What has been, in effect, a decade-long pay freeze on legal-aid rates in criminal defence work has meant that lawyers have been leaving in droves. Since the introduction of the contracting regime in March 2001 (solicitors can now do legal aid only if they have an contract with the LSC) the number of firms doing criminal defence work has fallen from 7,000 to 2,990. If the defence profession is not "in crisis", it is being pushed closer to the brink.
This week, the consultation period ends for a new general criminal contract that will radically alter terms and conditions. The proposals amount to a series of pay cuts. "If we don't get this contract right, it will mark the death knell of maybe 20 per cent of defence lawyers currently operating," says the South Yorkshire solicitor Ged Hale, a Criminal Law Solicitors Association committee member.
The CLSA is calling on its members not to sign up to the new contracts next April. Such is the strength of feeling that 48 out of 50 solicitors on the Sheffield Duty Solicitors scheme last week signed a letter calling for a boycott of the duty scheme over Christmas and a halt to negotiations with the Government until rates are increased.
Gerry Martin, the manager of Gateshead Law Centre and vice-chairman of the Law Centres Federation, reports that in Durham there are almost no advice agencies that do welfare benefits and employment work. "There are private-practice solicitors who do crime and family work, but for everything else there are huge black spots where people have to travel miles to get any kind of face-to-face advice," he says. Between Newcastle and the Scottish border, there is not one advice agency capable of giving housing advice. "The LSC view is that demand can be met by phone advice - it's scandalous. It's like saying that NHS Direct can provide all the solutions to medical problems."

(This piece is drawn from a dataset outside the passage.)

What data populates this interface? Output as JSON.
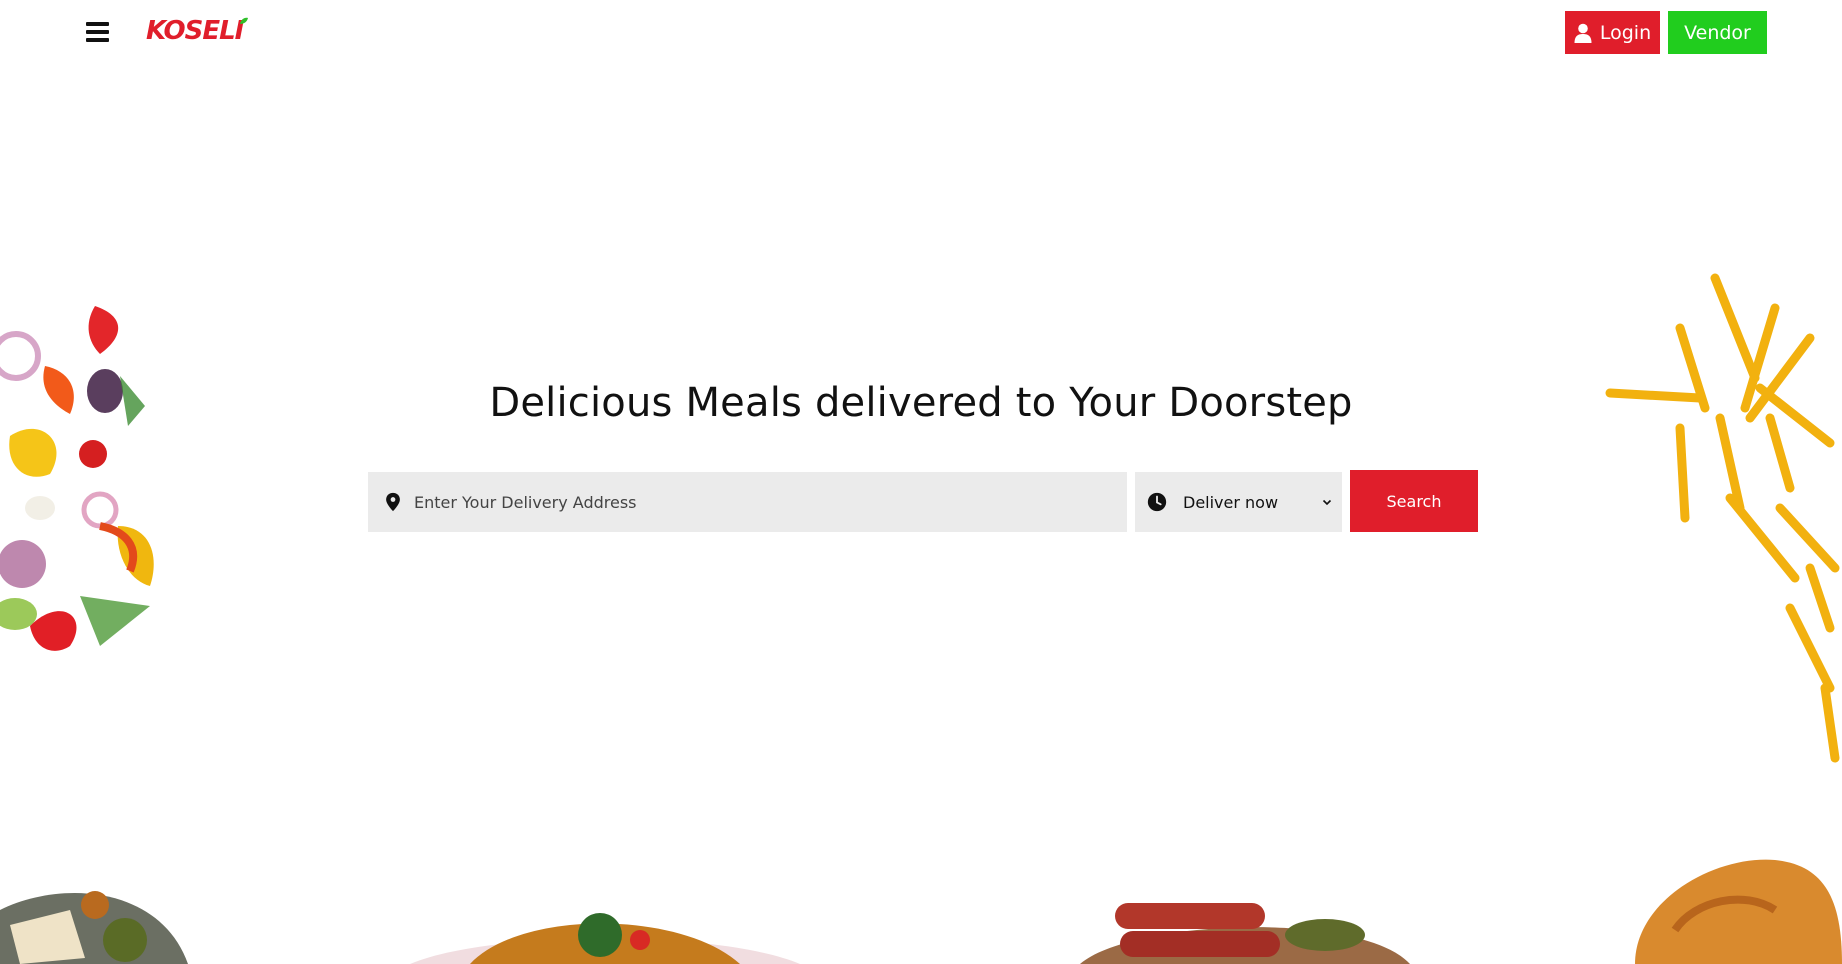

As for Jenny in Kent, she did eventually see a legal-aid lawyer in Orpington. She is now rehoused and, as the eviction was illegal, her rent arrears were wiped out by the damages her landlord had to pay.Reuse content